··· Given data

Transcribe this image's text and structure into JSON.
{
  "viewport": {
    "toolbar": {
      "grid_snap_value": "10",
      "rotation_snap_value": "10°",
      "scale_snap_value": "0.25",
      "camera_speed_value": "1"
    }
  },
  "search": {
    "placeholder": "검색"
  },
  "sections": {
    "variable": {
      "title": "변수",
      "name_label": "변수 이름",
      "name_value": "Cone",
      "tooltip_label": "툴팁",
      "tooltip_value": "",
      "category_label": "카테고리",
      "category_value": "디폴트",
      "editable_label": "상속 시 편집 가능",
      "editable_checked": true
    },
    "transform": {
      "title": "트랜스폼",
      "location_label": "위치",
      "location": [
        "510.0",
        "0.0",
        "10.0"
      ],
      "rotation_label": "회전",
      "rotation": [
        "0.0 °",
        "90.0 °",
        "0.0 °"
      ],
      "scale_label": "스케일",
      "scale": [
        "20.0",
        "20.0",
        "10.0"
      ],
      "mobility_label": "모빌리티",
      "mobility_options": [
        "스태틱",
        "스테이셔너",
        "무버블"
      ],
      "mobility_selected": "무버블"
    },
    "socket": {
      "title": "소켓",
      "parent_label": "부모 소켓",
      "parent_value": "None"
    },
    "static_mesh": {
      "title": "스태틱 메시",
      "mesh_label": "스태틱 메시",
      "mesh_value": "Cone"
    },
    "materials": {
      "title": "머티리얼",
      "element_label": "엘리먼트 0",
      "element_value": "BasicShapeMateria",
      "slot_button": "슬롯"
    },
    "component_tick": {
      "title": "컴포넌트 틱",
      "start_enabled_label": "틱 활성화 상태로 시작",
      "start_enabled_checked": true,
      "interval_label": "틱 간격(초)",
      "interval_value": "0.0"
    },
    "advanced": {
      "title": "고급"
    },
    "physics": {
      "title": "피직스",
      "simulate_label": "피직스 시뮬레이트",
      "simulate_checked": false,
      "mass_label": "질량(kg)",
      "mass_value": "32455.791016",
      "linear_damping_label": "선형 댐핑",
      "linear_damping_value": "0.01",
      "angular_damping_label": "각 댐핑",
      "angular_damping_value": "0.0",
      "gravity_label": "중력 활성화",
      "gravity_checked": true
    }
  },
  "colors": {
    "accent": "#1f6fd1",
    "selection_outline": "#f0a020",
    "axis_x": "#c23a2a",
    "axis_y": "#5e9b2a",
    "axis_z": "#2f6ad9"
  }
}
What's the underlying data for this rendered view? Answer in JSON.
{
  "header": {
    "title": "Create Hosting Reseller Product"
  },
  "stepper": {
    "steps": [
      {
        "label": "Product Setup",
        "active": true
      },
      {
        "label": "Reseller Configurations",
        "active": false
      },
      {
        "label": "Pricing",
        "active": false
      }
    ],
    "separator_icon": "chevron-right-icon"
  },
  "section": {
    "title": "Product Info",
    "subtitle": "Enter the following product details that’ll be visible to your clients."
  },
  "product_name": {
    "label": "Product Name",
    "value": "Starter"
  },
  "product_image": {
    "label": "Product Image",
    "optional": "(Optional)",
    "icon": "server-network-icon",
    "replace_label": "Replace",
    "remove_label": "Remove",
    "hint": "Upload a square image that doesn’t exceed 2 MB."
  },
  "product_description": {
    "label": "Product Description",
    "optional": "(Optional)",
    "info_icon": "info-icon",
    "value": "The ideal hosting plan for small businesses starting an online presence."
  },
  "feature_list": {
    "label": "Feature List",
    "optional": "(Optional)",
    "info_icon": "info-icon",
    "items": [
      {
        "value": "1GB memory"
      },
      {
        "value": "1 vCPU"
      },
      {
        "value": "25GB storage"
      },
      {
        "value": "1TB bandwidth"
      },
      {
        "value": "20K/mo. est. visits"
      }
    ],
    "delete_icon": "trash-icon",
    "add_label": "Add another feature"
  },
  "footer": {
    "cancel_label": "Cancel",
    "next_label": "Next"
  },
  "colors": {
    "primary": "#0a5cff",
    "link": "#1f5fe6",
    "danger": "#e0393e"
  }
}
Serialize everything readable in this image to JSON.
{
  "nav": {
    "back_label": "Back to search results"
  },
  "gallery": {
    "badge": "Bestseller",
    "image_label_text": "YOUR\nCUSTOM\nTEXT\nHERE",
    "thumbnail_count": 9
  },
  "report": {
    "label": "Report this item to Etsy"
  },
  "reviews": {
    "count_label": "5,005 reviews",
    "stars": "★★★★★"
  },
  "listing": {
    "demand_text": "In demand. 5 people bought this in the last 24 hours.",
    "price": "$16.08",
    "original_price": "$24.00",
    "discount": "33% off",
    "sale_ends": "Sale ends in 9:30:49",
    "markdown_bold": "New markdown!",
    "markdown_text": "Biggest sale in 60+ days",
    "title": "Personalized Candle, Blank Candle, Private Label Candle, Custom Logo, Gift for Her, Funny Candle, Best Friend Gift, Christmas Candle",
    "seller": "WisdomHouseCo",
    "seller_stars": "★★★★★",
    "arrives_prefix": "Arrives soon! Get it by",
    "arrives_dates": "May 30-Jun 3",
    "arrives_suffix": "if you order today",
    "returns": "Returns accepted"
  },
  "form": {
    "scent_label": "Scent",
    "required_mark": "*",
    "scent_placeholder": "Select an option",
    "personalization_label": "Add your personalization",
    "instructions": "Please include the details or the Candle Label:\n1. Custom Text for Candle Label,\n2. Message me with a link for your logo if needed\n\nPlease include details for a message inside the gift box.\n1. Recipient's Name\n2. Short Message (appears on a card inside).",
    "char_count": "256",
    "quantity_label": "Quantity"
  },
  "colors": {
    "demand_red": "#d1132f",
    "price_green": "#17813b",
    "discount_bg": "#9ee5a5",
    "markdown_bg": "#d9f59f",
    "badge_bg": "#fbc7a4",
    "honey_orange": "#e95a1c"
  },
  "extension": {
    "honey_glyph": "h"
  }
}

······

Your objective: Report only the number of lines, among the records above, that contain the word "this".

Response to the task: 5